"In the beginning, Joe Barbera wanted kind of a nasally voice for Boo Boo, so some of the earlier episodes have that. I didn't like the voice that way. So, gradually, as the series went on, I eased out of the stuffed-up-nose, into more of a back-of-the-throat."
What of Astro, the playful family pooch on "The Jetsons" (1962-67)?
"Astro preceded Scooby Doo," Messick says. "I had to come up with what I call 'growl talk.' The words were there. Joe liked things starting with R's, for the dogs especially. He got that from watching Soupy Sales. He (Sales) had an offscreen dog; all you would see was the paw, and he talked with 'R' talk.
"So, Joe decided that Astro should have that kind of attitude. (In character) 'Rello, Rorge! I ruv roo, Rorge!' "But then along came Scooby Doo, my favorite voice. So then, when we were doing later 'Jetsons' episodes, I had to pitch Astro a little bit higher. Because, Scooby had the 'growl talk,' though his was more of a barrel-chested thing."
(Here, Messick launches into an impromptu scene as both Astro and Scooby Doo — what a treat!)
And speaking of dogs, what about Bandit of "Jonny Quest" fame (1964-65)? Bandit never spoke (not even "growl talk"), yet Messick supplied his "voice."
"In the earliest 'Jonny Quests,' they used a recorded, real-dog bark," Messick recalls, "which, to me, sounded tinny, and less like a real dog than I could have done. But I did the whimpering and the panting. "Then, later, we reprised the series. We did 13 more episodes to add to the original 26, to make a better syndication package. This time, I did all of the barking for Bandit, which was more of a high-pitched bark."
(Messick barks, whimpers and pants).
"But Bandit didn't talk. He was not a talking dog because the 'Jonny Quest' series was one in which only the humans talked.
"Sort of like real life most of the time."

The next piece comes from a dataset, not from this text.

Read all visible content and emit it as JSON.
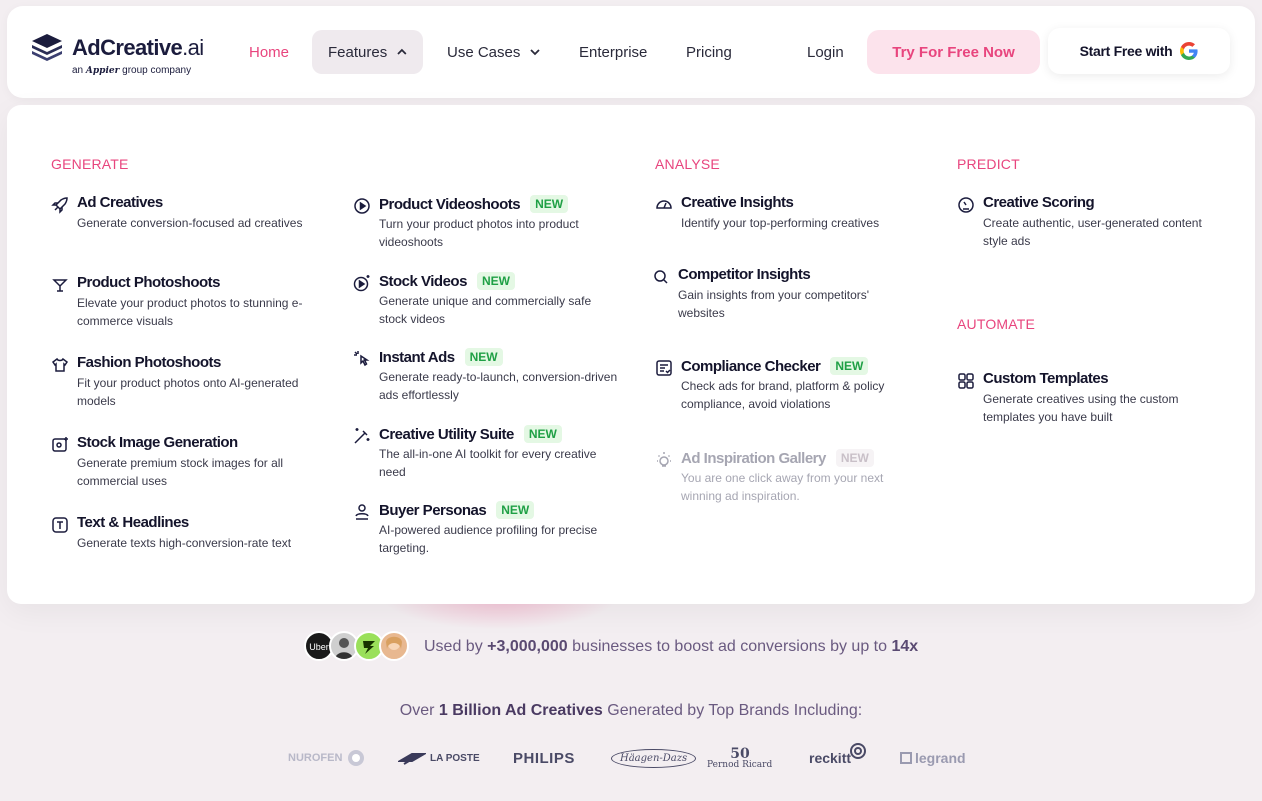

Now, a real treat. Here’s an interview with Don M. from a local TV show. My thanks to Mark Christiansen for spotting this. Messick shows off his ventriloquism talents while one of the hosts doesn’t know his Smurfs (I imagine a production aide heard about it afterward). Even one of the guests starts asking questions in this far-too-brief interview. I wish he had done more of these.


  1. Thanks Yowp!
    I enjoyed both interviews.

    Your Pal,


  2. If a fanfic (at least) features Scooby-Doo being threatened with being "fixed", will Astro (and maybe the Jetsons) come to "Daddy" Scooby's rescue? LOL! XD!

  3. Thanks Yowp. I could watch interviews like this for hours.Don was amazing. Seeing his rich baritone go to " Bam Bam " in a split second showed his speed and talent. I believe being a ventriloquist helped him with those quick changes. Yaphet Kotto almost had a child-like delight watching and listening to Don perform his characters. Lastly, it was great seeing Bill Tush. Bill goes way back to the salad days of the TBS Superstation empire. Back when it was WTCG-17. They ran old movies 24/7.

  4. One could nitpick some of the statements, but some of the oddest are in regard to BEANY & CECIL. (Did Don appear on TIME FOR BEANY, or was he only on the local shows, THUNDERBOLT THE WONDERCOLT, BUFFALO BILLY and WILLY THE WOLF he talked about going from set to set to do?) The writer was clearly not an L.A. resident in the fifties and sixties and couldn't have known the history of the characters, but the sentence "Years later, in 1962, Clampett created "Beany and Cecil," providing the voice of Cecil," is remarkable, because although it's short, it contains no statements of fact, and has three obvious errors. (It was years earlier, the cartoon debuted in 1959, and Clampett never did the voice of Cecil on it--nor did Messick, if you want to read it another way.) Other than the dates Don did Boo Boo on YOGI BEAR, he did get most of his H-B facts correct, though.